**What needs to be done**
In the data below, which lines hold "стоимость"? Copy every one.

------

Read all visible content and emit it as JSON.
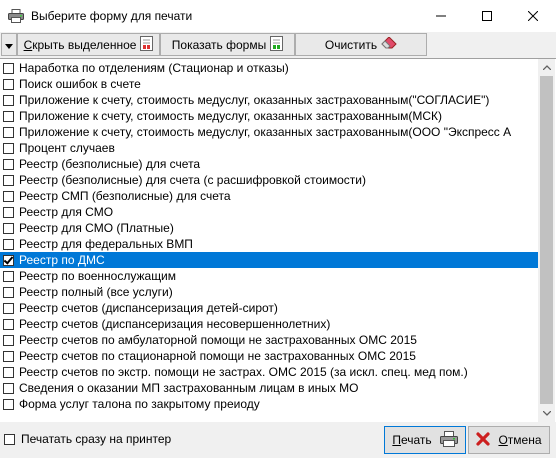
{
  "window": {
    "title": "Выберите форму для печати"
  },
  "toolbar": {
    "hide_selected_label": "Скрыть выделенное",
    "hide_selected_access": "С",
    "hide_selected_rest": "крыть выделенное",
    "show_forms_label": "Показать формы",
    "clear_label": "Очистить"
  },
  "list": {
    "items": [
      {
        "label": "Наработка по отделениям (Стационар и отказы)",
        "checked": false
      },
      {
        "label": "Поиск ошибок в счете",
        "checked": false
      },
      {
        "label": "Приложение к счету, стоимость медуслуг, оказанных застрахованным(\"СОГЛАСИЕ\")",
        "checked": false
      },
      {
        "label": "Приложение к счету, стоимость медуслуг, оказанных застрахованным(МСК)",
        "checked": false
      },
      {
        "label": "Приложение к счету, стоимость медуслуг, оказанных застрахованным(ООО \"Экспресс А",
        "checked": false
      },
      {
        "label": "Процент случаев",
        "checked": false
      },
      {
        "label": "Реестр (безполисные) для счета",
        "checked": false
      },
      {
        "label": "Реестр (безполисные) для счета (с расшифровкой стоимости)",
        "checked": false
      },
      {
        "label": "Реестр СМП (безполисные) для счета",
        "checked": false
      },
      {
        "label": "Реестр для СМО",
        "checked": false
      },
      {
        "label": "Реестр для СМО (Платные)",
        "checked": false
      },
      {
        "label": "Реестр для федеральных ВМП",
        "checked": false
      },
      {
        "label": "Реестр по ДМС",
        "checked": true
      },
      {
        "label": "Реестр по военнослужащим",
        "checked": false
      },
      {
        "label": "Реестр полный (все услуги)",
        "checked": false
      },
      {
        "label": "Реестр счетов (диспансеризация детей-сирот)",
        "checked": false
      },
      {
        "label": "Реестр счетов (диспансеризация несовершеннолетних)",
        "checked": false
      },
      {
        "label": "Реестр счетов по амбулаторной помощи не застрахованных ОМС 2015",
        "checked": false
      },
      {
        "label": "Реестр счетов по стационарной помощи не застрахованных ОМС 2015",
        "checked": false
      },
      {
        "label": "Реестр счетов по экстр. помощи не застрах. ОМС 2015 (за искл. спец. мед пом.)",
        "checked": false
      },
      {
        "label": "Сведения о оказании МП застрахованным лицам в иных МО",
        "checked": false
      },
      {
        "label": "Форма услуг талона по закрытому преиоду",
        "checked": false
      }
    ],
    "selected_index": 12
  },
  "footer": {
    "print_immediately_label": "Печатать сразу на принтер",
    "print_immediately_checked": false,
    "print_label": "Печать",
    "print_access": "П",
    "print_rest": "ечать",
    "cancel_label": "Отмена",
    "cancel_access": "О",
    "cancel_rest": "тмена"
  },
  "colors": {
    "selection": "#0078d7",
    "window_bg": "#f0f0f0",
    "cancel_icon": "#cc1f1f"
  },
  "icons": {
    "title": "printer-icon",
    "hide": "filter-hide-icon",
    "show": "filter-show-icon",
    "clear": "eraser-icon",
    "print": "printer-icon",
    "cancel": "red-x-icon"
  }
}
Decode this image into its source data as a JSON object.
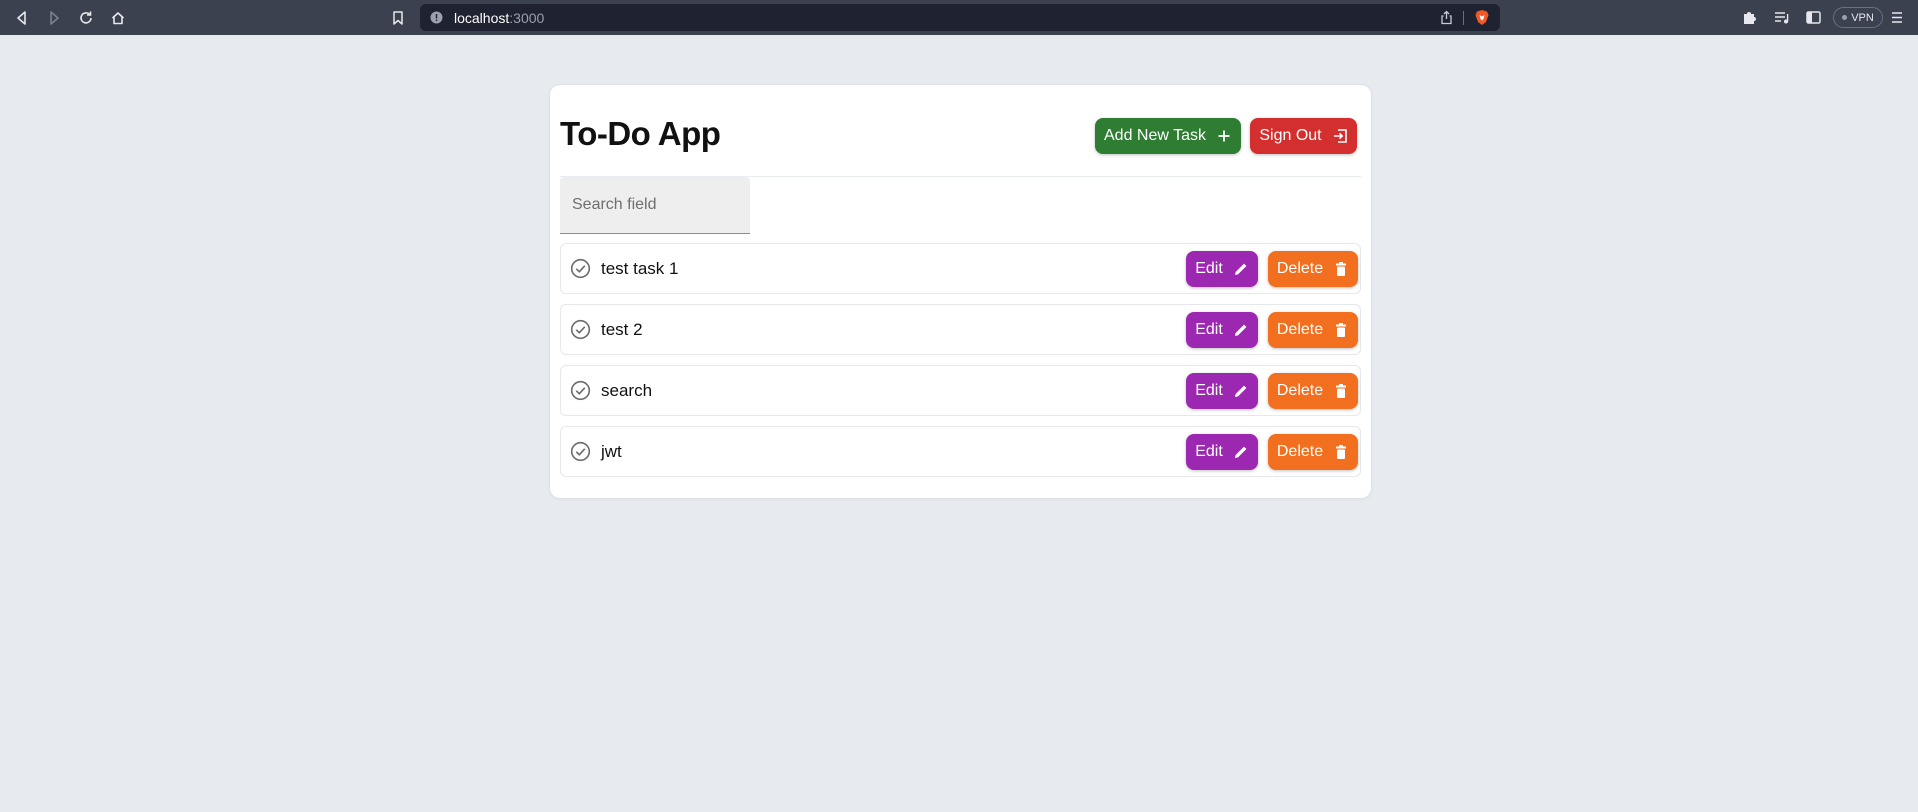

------

**Result**
        "label": "Приложение к счету, стоимость медуслуг, оказанных застрахованным(\"СОГЛАСИЕ\")",
        "label": "Приложение к счету, стоимость медуслуг, оказанных застрахованным(МСК)",
        "label": "Приложение к счету, стоимость медуслуг, оказанных застрахованным(ООО \"Экспресс А",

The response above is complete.